Please find every line in the records below that contains the word "Ctrl", and copy it.

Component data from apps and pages
---+---

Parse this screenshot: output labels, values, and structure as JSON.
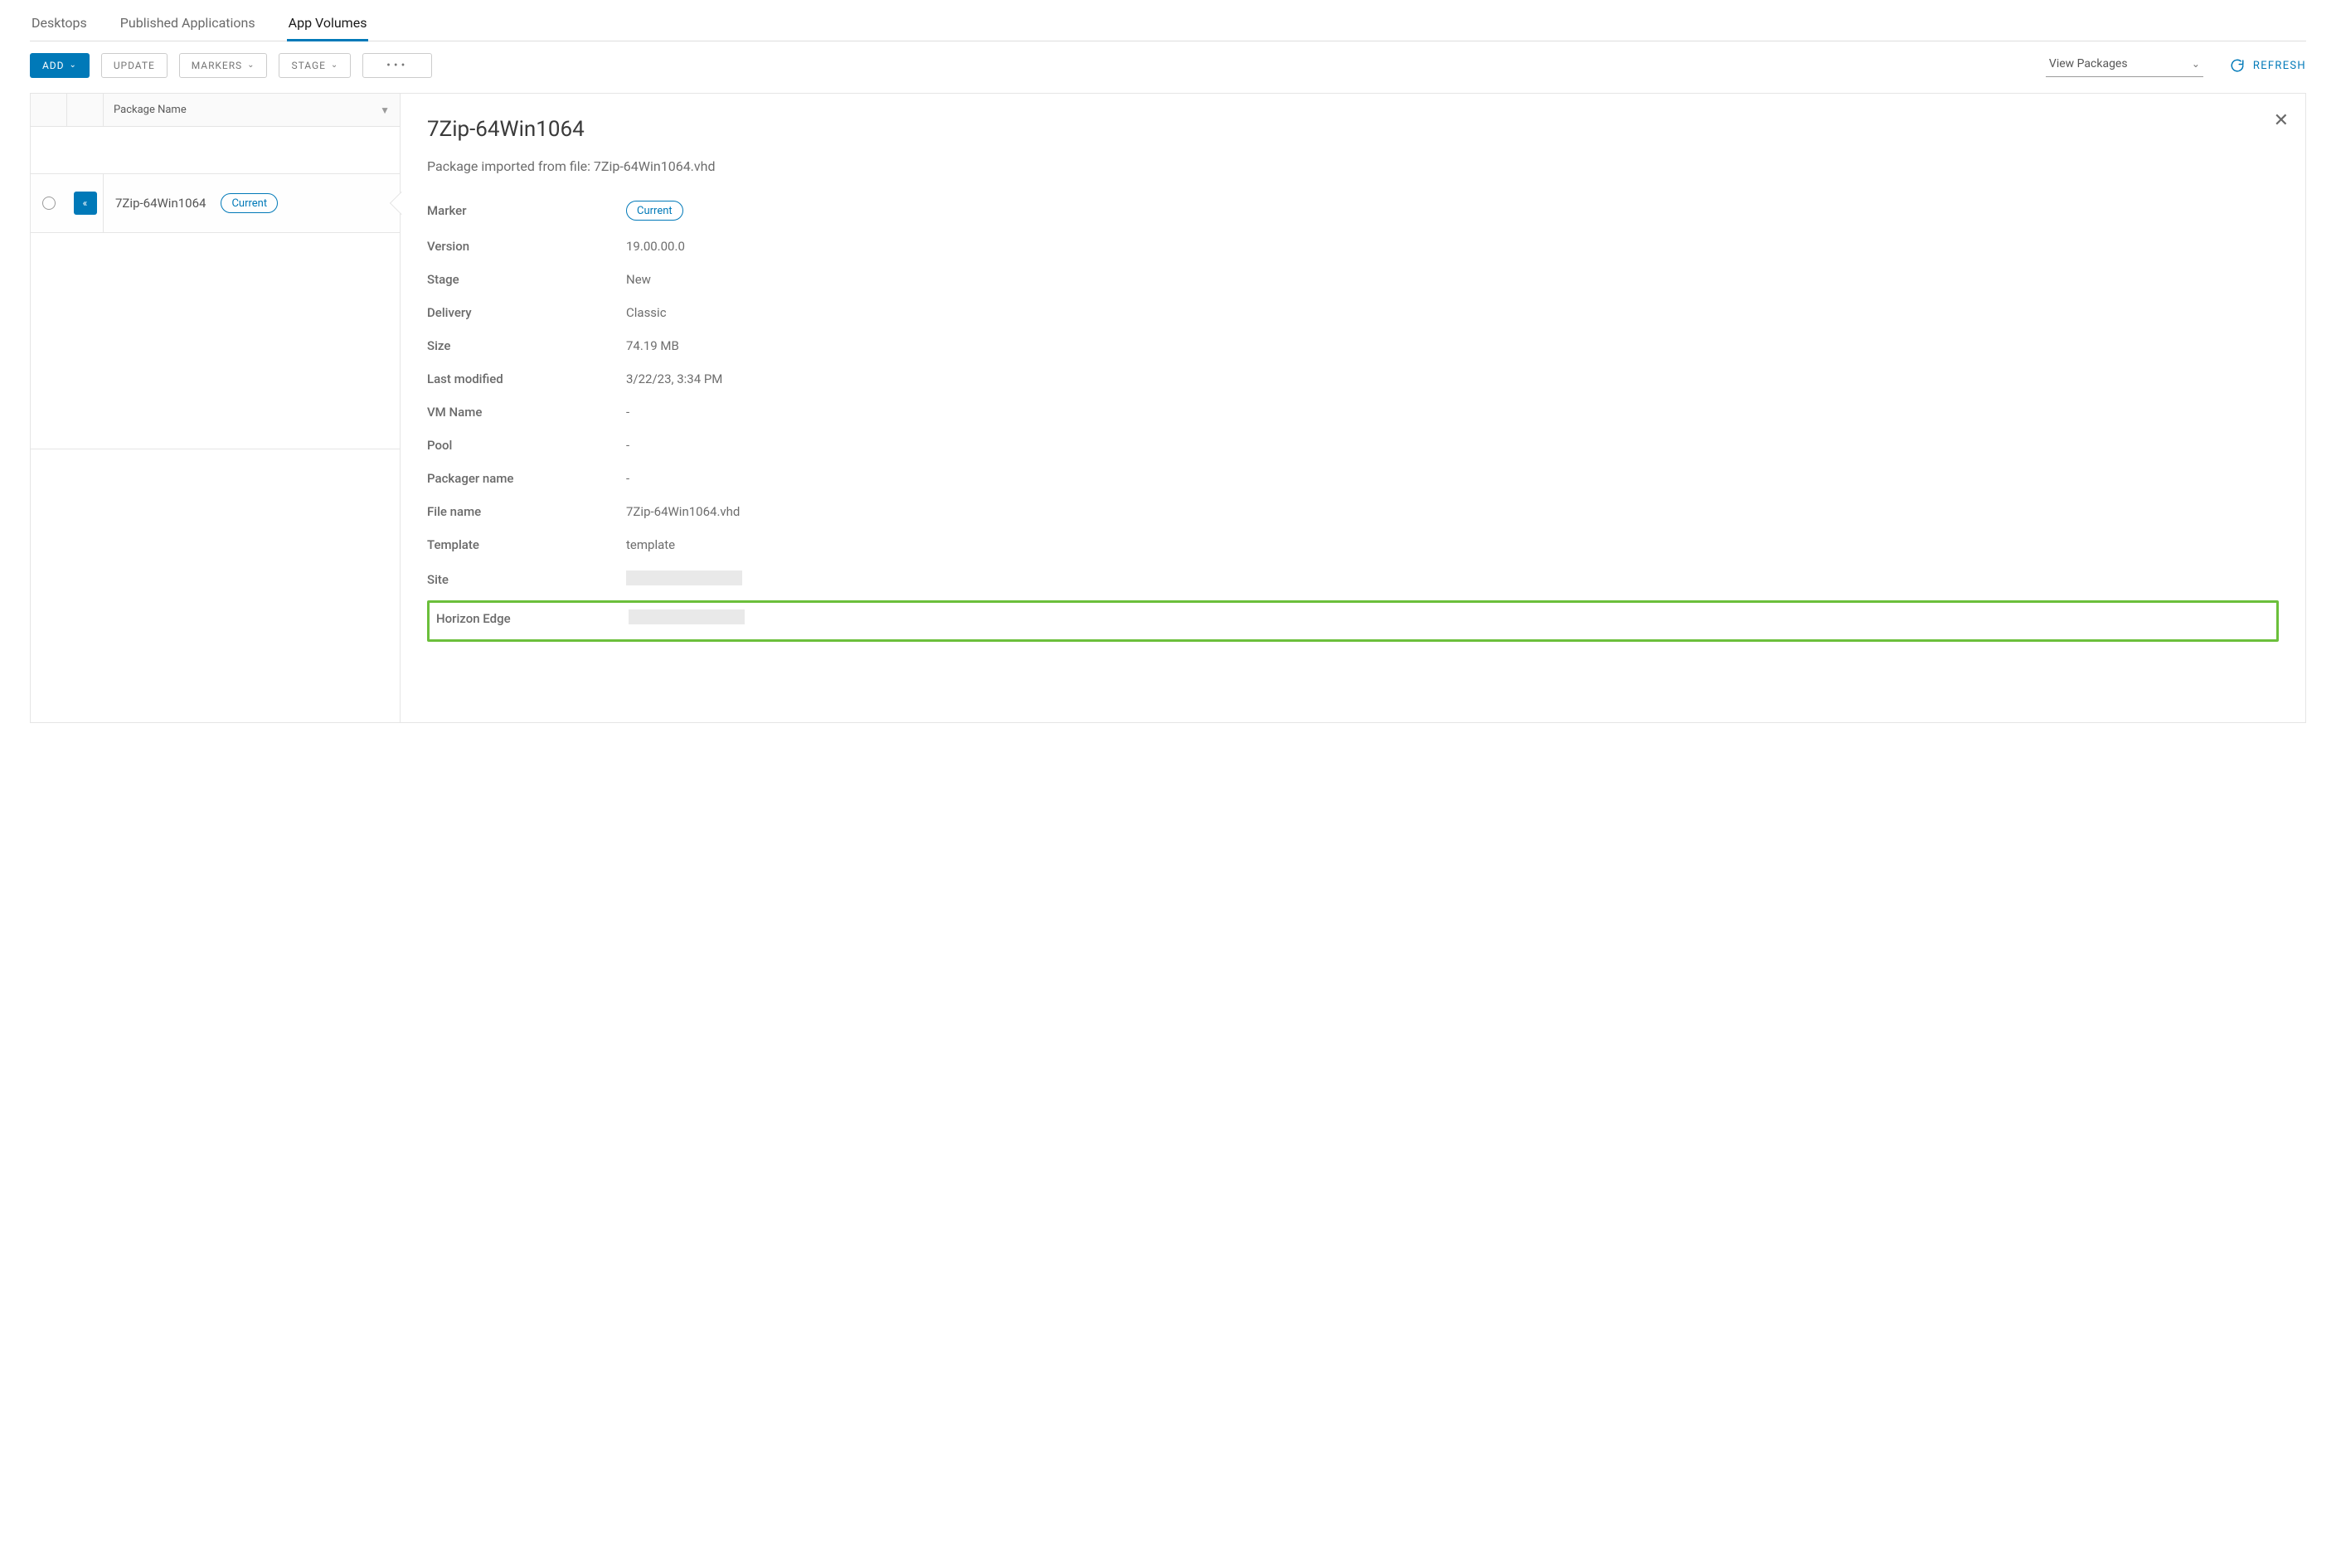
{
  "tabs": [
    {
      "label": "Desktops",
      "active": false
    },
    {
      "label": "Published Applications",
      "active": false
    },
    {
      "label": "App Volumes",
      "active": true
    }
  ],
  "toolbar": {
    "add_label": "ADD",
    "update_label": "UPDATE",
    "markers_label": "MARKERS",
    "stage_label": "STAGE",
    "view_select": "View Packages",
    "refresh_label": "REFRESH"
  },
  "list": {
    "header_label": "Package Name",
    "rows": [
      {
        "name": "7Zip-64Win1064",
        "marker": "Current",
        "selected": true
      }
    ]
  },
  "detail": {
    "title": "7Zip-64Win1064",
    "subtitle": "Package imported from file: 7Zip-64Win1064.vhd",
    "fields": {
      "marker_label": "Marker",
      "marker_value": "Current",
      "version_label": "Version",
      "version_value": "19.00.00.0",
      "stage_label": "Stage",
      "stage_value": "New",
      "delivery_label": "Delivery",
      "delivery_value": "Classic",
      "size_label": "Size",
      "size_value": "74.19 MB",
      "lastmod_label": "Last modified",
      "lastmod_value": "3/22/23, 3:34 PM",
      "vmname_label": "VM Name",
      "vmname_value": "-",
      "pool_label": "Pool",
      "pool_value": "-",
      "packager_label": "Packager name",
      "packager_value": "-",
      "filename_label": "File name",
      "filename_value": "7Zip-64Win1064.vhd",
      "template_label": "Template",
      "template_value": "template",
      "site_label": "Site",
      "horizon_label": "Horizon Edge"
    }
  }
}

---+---

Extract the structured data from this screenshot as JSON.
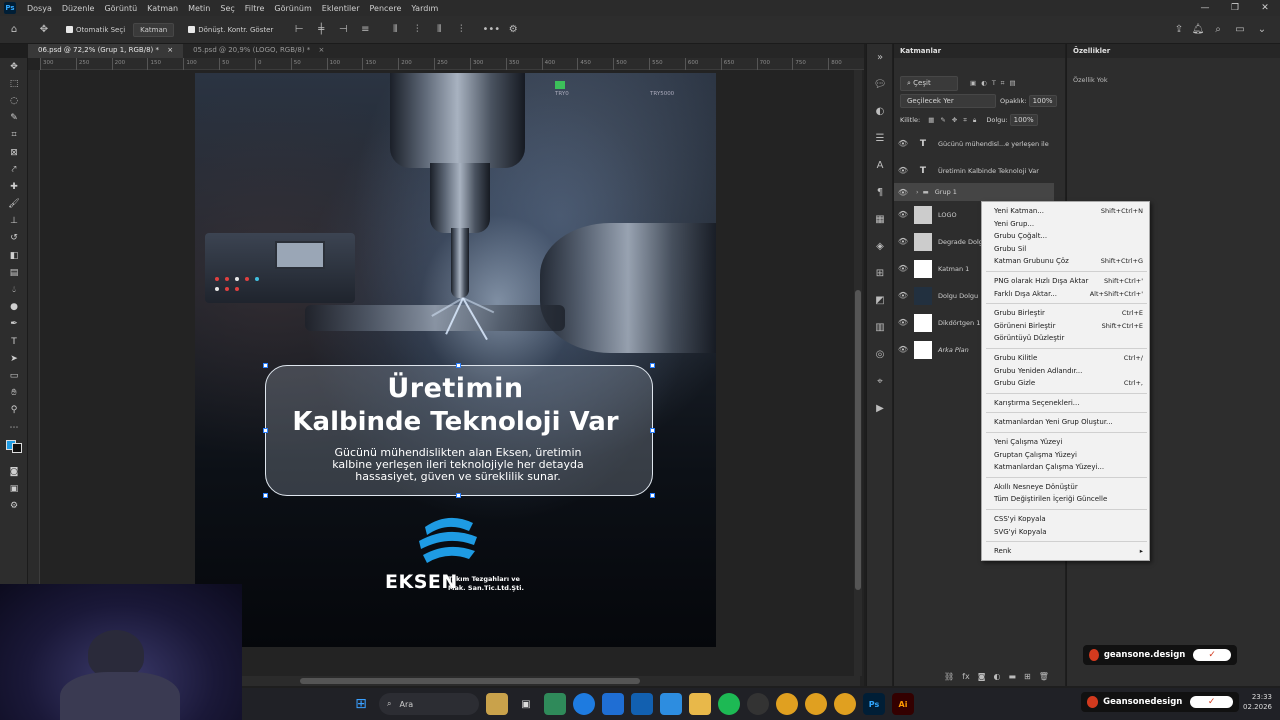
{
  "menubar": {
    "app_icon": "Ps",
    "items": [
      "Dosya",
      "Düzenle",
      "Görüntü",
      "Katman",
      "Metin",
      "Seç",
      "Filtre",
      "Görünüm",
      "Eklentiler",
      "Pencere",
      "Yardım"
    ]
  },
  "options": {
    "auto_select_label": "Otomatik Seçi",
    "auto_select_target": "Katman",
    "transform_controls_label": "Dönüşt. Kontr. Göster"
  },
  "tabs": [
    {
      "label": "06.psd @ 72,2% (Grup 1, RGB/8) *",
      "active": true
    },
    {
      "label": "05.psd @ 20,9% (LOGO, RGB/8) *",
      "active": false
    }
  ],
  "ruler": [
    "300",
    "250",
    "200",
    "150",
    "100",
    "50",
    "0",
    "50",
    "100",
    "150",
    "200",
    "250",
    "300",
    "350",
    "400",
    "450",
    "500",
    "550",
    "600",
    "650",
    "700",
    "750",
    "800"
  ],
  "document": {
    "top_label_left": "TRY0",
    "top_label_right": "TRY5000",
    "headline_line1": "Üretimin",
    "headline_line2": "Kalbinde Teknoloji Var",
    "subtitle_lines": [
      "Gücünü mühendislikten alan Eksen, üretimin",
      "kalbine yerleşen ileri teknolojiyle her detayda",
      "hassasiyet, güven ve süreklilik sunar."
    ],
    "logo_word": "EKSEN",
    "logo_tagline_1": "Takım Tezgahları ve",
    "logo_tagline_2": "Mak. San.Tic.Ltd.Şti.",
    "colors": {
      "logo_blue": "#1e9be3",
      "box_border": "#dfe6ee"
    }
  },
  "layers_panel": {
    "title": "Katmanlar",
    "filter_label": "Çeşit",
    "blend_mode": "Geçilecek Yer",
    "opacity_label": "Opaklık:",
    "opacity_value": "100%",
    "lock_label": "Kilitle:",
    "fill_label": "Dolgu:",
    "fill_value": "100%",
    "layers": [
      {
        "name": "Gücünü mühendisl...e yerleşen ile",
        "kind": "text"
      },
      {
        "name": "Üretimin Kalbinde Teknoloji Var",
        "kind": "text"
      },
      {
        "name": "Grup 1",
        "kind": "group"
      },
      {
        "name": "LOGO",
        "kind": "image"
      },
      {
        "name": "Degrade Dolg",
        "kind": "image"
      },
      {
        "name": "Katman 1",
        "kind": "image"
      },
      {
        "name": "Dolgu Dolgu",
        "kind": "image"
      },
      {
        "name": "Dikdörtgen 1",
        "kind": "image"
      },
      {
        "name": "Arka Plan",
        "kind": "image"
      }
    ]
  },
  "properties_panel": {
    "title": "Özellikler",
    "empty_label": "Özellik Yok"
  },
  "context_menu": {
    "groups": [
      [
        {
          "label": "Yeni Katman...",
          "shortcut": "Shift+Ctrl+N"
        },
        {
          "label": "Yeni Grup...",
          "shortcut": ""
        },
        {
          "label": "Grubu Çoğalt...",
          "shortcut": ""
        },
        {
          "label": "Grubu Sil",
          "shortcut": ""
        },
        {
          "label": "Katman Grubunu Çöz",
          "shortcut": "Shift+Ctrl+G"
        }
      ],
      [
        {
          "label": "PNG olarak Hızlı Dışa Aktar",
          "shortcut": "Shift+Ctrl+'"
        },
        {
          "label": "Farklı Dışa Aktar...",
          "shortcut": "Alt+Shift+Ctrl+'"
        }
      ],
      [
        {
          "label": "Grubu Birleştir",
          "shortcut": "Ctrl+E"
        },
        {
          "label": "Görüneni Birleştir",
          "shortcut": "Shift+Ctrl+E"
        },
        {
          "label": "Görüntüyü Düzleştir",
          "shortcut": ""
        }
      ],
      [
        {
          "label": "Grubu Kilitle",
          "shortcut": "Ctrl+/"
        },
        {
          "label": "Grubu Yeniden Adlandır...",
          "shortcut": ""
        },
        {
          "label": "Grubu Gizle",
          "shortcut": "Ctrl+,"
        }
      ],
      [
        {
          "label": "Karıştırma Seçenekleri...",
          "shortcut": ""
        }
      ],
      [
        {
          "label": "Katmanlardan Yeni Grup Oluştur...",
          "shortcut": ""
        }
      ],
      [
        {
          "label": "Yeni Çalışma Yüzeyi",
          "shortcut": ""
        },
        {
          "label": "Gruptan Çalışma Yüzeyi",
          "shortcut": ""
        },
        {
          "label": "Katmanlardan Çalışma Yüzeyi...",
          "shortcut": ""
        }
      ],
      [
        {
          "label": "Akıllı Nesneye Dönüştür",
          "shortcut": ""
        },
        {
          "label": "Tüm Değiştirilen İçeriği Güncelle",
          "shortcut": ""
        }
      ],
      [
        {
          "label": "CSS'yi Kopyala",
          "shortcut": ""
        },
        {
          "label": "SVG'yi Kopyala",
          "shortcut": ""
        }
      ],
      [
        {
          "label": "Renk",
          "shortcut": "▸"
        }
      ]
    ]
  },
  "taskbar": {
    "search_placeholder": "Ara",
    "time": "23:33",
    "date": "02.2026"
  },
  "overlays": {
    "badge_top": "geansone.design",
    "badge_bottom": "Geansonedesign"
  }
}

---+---

- WRITTEN RESPONSE -
          "shortcut": "Shift+Ctrl+N"
          "shortcut": "Shift+Ctrl+G"
          "shortcut": "Shift+Ctrl+'"
          "shortcut": "Alt+Shift+Ctrl+'"
          "shortcut": "Ctrl+E"
          "shortcut": "Shift+Ctrl+E"
          "shortcut": "Ctrl+/"
          "shortcut": "Ctrl+,"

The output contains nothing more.